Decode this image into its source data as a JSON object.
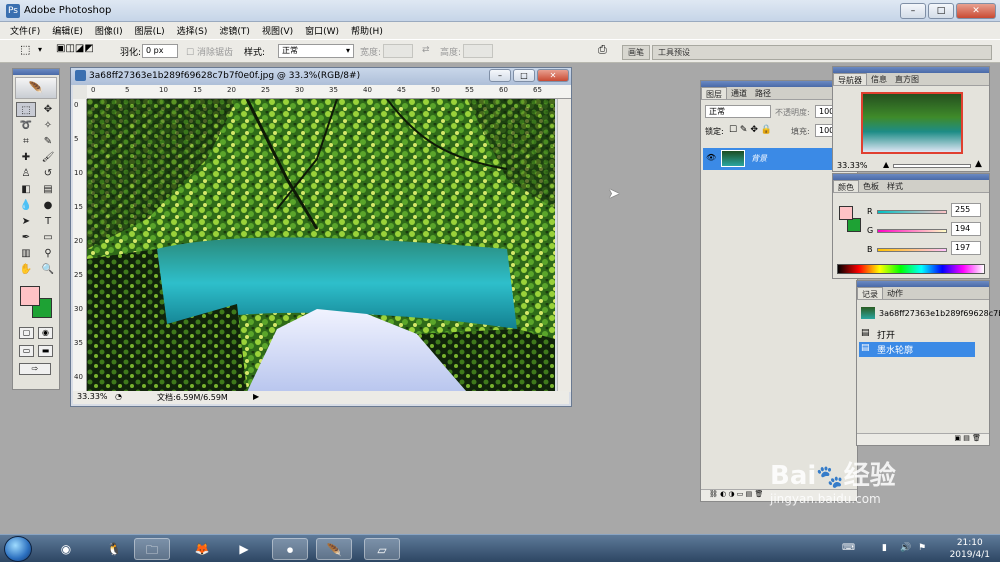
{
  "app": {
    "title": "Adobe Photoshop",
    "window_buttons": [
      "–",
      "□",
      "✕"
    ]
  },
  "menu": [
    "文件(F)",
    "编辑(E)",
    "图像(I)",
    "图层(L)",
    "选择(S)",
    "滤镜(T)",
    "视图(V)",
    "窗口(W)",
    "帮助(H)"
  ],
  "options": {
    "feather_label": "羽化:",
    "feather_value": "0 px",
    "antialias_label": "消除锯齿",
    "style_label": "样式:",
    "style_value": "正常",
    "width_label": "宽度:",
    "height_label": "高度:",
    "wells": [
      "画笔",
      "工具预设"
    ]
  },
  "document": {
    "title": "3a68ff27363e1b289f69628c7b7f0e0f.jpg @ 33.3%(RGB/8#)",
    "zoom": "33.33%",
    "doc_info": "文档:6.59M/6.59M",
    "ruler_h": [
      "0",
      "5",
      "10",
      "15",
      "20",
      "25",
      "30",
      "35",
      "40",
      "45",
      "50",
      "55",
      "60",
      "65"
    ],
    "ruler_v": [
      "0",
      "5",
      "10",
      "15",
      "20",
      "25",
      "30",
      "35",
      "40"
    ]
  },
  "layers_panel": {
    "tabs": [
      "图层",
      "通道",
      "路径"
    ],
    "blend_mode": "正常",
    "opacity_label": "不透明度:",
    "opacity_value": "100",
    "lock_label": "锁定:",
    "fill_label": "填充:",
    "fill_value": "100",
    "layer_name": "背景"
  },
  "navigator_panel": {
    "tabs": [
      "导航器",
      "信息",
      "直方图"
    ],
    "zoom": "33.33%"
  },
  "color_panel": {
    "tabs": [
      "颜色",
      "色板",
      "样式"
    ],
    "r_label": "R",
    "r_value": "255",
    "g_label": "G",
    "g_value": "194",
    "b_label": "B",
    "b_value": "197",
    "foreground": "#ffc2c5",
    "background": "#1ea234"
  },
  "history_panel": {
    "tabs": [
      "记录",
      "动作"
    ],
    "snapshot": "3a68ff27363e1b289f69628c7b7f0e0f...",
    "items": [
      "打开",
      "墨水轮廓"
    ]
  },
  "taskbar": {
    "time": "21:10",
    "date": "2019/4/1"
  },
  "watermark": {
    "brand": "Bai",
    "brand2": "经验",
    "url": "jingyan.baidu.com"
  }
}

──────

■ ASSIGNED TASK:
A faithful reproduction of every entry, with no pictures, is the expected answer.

■ EXERCISE SOLUTION:
Decode this image into its source data as a JSON object.
{
  "app": {
    "title": "Adobe Photoshop",
    "window_buttons": [
      "–",
      "□",
      "✕"
    ]
  },
  "menu": [
    "文件(F)",
    "编辑(E)",
    "图像(I)",
    "图层(L)",
    "选择(S)",
    "滤镜(T)",
    "视图(V)",
    "窗口(W)",
    "帮助(H)"
  ],
  "options": {
    "feather_label": "羽化:",
    "feather_value": "0 px",
    "antialias_label": "消除锯齿",
    "style_label": "样式:",
    "style_value": "正常",
    "width_label": "宽度:",
    "height_label": "高度:",
    "wells": [
      "画笔",
      "工具预设"
    ]
  },
  "document": {
    "title": "3a68ff27363e1b289f69628c7b7f0e0f.jpg @ 33.3%(RGB/8#)",
    "zoom": "33.33%",
    "doc_info": "文档:6.59M/6.59M",
    "ruler_h": [
      "0",
      "5",
      "10",
      "15",
      "20",
      "25",
      "30",
      "35",
      "40",
      "45",
      "50",
      "55",
      "60",
      "65"
    ],
    "ruler_v": [
      "0",
      "5",
      "10",
      "15",
      "20",
      "25",
      "30",
      "35",
      "40"
    ]
  },
  "layers_panel": {
    "tabs": [
      "图层",
      "通道",
      "路径"
    ],
    "blend_mode": "正常",
    "opacity_label": "不透明度:",
    "opacity_value": "100",
    "lock_label": "锁定:",
    "fill_label": "填充:",
    "fill_value": "100",
    "layer_name": "背景"
  },
  "navigator_panel": {
    "tabs": [
      "导航器",
      "信息",
      "直方图"
    ],
    "zoom": "33.33%"
  },
  "color_panel": {
    "tabs": [
      "颜色",
      "色板",
      "样式"
    ],
    "r_label": "R",
    "r_value": "255",
    "g_label": "G",
    "g_value": "194",
    "b_label": "B",
    "b_value": "197",
    "foreground": "#ffc2c5",
    "background": "#1ea234"
  },
  "history_panel": {
    "tabs": [
      "记录",
      "动作"
    ],
    "snapshot": "3a68ff27363e1b289f69628c7b7f0e0f...",
    "items": [
      "打开",
      "墨水轮廓"
    ]
  },
  "taskbar": {
    "time": "21:10",
    "date": "2019/4/1"
  },
  "watermark": {
    "brand": "Bai",
    "brand2": "经验",
    "url": "jingyan.baidu.com"
  }
}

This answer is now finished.